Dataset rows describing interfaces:
=== Begin Enclosure ===
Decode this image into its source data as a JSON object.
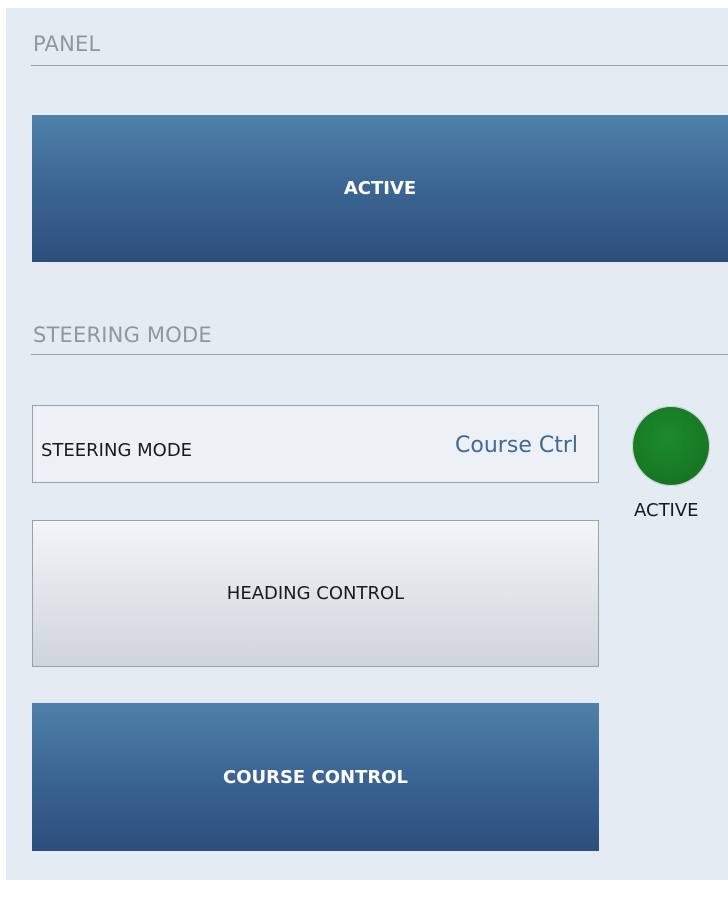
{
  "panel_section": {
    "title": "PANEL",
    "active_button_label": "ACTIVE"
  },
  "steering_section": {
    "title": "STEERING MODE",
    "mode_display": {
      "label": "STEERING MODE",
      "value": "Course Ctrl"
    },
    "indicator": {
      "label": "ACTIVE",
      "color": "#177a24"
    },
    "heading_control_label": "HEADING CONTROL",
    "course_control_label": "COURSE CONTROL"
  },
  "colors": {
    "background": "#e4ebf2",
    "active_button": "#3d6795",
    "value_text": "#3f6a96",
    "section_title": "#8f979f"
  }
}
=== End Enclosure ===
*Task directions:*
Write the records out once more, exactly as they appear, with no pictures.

*Answer to the problem:*
Decode this image into its source data as a JSON object.
{
  "panel_section": {
    "title": "PANEL",
    "active_button_label": "ACTIVE"
  },
  "steering_section": {
    "title": "STEERING MODE",
    "mode_display": {
      "label": "STEERING MODE",
      "value": "Course Ctrl"
    },
    "indicator": {
      "label": "ACTIVE",
      "color": "#177a24"
    },
    "heading_control_label": "HEADING CONTROL",
    "course_control_label": "COURSE CONTROL"
  },
  "colors": {
    "background": "#e4ebf2",
    "active_button": "#3d6795",
    "value_text": "#3f6a96",
    "section_title": "#8f979f"
  }
}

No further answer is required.